The next we know of James Atkinson is 1 July 1916: the First Battle of the Somme. James became one of the 19,240 killed that day, the highest casualties in any one day in the history of the British Army. As his body was not recovered, one of 489 of 22nd Brigade between 1 & 3 July, he would initially have been listed as missing.
Reports of the battle are distorted. In the Dundee Telegraph and Post of 5 July, the headline says
'Battle of the Somme: Proceeds with Brilliant success'
In the text it then says:
“According to very exact information, our losses have been very small. One village was taken without the loss of any life. One army corps has only had the loss of a few hundreds killed and wounded. These splendid results are due to the efficacy and precision of our destructive fire, which ravaged the enemy's ranks”
...Who's hoping to kid everyone: the army PR people or the newspaper?
However, by 28 July the Newcastle Journal was reporting 2-3 columns of Roll of Honour, each column with 100 killed, missing or wounded at a time. We don't know when James Atkinson's parents were told, but in Newcastle Journal 31 July, a month after he went missing, his name is in the list of over 1200 names of Northern Casualties:
Missing: Northumberland Fusiliers: Lance-Corporal JA Gotts 155 (Seaton Delaval)
So no doubt about it, the right name, regiment and service number, and his parish.
On one of these he says

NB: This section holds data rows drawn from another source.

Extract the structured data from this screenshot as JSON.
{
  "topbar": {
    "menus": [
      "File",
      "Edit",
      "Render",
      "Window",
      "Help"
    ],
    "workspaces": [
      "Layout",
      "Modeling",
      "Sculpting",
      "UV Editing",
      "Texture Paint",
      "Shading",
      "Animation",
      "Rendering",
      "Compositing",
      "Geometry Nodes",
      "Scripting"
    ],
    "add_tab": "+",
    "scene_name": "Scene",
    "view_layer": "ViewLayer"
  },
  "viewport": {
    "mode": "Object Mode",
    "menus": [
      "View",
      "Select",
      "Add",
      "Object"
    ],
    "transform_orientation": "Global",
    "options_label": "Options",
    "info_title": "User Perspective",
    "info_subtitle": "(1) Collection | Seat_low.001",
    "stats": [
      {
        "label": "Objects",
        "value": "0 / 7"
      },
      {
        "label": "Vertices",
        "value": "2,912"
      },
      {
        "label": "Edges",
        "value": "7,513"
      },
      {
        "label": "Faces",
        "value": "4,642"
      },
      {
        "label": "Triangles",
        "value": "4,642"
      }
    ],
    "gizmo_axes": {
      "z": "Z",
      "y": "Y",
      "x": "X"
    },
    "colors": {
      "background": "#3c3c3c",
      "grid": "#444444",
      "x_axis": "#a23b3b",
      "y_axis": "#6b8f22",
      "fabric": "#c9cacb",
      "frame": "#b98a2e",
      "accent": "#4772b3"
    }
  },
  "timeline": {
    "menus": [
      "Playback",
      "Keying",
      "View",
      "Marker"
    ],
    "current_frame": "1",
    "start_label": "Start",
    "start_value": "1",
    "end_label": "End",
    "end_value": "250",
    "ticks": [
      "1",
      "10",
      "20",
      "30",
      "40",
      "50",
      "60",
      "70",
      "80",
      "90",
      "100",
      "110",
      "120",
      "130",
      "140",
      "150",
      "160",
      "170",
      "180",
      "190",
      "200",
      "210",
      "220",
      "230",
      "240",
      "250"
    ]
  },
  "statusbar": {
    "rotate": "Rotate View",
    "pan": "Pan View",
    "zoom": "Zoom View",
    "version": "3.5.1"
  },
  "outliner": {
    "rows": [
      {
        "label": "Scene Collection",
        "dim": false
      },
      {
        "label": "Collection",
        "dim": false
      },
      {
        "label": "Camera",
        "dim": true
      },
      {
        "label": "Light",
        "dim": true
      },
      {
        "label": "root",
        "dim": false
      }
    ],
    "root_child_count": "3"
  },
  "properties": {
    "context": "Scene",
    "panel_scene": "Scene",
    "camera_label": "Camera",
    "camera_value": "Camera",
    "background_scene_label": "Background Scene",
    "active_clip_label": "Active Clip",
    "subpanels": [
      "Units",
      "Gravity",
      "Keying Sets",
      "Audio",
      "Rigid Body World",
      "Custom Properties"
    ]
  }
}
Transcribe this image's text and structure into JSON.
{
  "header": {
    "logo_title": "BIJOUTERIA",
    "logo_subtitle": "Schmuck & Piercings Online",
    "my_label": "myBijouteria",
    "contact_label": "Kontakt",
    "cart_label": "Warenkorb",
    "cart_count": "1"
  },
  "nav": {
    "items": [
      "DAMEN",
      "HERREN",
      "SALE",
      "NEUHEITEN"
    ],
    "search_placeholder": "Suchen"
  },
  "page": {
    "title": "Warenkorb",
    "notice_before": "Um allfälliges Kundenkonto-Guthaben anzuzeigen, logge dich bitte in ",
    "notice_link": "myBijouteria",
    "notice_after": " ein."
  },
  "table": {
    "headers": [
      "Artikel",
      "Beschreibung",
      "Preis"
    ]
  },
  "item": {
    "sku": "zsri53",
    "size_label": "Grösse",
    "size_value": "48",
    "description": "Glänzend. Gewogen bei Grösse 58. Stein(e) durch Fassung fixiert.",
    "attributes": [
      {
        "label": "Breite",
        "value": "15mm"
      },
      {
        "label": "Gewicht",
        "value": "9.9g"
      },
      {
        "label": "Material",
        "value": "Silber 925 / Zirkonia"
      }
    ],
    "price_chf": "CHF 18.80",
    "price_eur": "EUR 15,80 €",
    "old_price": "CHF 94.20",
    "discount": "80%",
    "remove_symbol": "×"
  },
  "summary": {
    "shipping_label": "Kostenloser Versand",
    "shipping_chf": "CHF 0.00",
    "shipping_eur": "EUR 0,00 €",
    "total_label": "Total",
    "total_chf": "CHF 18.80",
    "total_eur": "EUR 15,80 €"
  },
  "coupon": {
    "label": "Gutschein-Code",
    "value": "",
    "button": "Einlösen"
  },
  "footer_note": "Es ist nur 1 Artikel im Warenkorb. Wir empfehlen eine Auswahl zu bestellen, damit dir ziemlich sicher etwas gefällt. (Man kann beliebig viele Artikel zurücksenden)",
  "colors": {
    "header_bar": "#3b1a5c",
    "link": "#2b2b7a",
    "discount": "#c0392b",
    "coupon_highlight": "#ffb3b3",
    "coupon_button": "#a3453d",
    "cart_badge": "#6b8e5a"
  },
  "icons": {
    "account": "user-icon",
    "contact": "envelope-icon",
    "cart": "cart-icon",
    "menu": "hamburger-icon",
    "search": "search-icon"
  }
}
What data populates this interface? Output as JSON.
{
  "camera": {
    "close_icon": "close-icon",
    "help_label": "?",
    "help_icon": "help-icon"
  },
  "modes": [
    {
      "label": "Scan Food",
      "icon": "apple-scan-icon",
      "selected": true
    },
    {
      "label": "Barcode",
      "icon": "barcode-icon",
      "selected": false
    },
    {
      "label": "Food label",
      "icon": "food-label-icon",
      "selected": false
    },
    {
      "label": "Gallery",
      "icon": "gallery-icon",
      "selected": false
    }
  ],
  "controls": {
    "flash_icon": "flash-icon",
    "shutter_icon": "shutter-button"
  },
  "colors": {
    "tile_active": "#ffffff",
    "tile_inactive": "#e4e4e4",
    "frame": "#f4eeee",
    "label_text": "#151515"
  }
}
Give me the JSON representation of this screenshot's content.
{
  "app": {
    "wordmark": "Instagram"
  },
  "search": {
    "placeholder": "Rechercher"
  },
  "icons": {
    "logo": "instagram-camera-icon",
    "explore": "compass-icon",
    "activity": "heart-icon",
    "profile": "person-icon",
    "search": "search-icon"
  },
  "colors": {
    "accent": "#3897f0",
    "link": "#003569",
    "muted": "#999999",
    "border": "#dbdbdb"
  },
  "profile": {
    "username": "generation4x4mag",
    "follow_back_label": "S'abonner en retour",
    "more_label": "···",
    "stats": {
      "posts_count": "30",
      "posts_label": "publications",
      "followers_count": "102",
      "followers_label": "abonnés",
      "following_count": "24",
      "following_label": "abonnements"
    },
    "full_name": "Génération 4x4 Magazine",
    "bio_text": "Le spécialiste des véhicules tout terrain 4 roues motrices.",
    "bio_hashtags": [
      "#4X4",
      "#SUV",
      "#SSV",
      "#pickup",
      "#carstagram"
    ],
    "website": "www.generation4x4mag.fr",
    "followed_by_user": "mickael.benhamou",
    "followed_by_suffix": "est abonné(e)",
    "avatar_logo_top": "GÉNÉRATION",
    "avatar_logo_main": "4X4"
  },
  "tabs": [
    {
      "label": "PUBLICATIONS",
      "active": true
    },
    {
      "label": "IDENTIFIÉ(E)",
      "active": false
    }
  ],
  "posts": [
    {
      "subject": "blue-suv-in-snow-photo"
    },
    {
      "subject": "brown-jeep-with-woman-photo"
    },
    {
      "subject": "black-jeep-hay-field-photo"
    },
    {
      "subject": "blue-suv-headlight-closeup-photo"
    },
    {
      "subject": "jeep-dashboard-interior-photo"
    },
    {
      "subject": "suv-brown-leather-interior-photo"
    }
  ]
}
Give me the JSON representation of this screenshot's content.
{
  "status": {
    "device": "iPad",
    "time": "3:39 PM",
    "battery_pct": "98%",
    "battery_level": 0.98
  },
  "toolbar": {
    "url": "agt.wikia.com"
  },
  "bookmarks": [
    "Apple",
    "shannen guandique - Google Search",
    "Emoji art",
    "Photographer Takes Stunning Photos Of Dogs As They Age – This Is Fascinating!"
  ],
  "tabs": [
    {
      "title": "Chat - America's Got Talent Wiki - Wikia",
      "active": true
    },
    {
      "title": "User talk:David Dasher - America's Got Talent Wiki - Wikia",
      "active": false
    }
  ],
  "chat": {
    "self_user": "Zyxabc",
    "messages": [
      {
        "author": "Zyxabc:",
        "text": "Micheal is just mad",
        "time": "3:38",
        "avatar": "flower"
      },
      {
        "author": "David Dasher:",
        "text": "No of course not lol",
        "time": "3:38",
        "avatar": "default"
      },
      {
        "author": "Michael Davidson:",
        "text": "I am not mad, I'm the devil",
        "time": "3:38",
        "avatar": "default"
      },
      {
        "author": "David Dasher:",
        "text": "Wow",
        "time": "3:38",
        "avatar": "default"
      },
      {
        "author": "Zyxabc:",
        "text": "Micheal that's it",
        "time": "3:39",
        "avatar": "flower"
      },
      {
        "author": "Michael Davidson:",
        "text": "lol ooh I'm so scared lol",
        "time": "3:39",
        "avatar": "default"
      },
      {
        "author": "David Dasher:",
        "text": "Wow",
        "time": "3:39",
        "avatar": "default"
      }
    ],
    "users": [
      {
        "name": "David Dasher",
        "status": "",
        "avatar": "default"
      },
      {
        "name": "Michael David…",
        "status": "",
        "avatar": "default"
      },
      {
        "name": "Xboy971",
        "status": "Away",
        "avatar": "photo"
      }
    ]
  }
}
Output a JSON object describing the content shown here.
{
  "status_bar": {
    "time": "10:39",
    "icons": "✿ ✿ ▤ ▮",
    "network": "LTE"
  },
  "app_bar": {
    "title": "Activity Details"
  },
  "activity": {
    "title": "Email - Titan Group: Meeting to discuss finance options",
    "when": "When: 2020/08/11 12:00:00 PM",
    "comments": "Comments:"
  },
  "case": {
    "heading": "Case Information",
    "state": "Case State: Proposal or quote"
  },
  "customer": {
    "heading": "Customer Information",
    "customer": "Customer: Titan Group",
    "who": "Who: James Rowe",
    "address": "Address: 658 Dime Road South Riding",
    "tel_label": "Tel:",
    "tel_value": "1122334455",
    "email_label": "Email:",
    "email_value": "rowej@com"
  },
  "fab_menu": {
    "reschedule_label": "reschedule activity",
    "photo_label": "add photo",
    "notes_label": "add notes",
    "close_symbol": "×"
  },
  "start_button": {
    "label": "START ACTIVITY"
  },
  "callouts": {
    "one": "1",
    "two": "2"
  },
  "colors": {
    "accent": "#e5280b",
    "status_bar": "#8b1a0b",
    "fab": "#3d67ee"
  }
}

Just a few lines hoping to find you well as it leaves me at present. I hope you received your letter all right and also hope this card suits you as it is as pretty one as I could find. They are all pretty one does not no which to pick. Tell them all at home that I send my best respects also to you your wife and family. Bob Elphick is a sergeant in the 14th Northumberlands now. Remember me to all. I think I will now close with all my love Jim”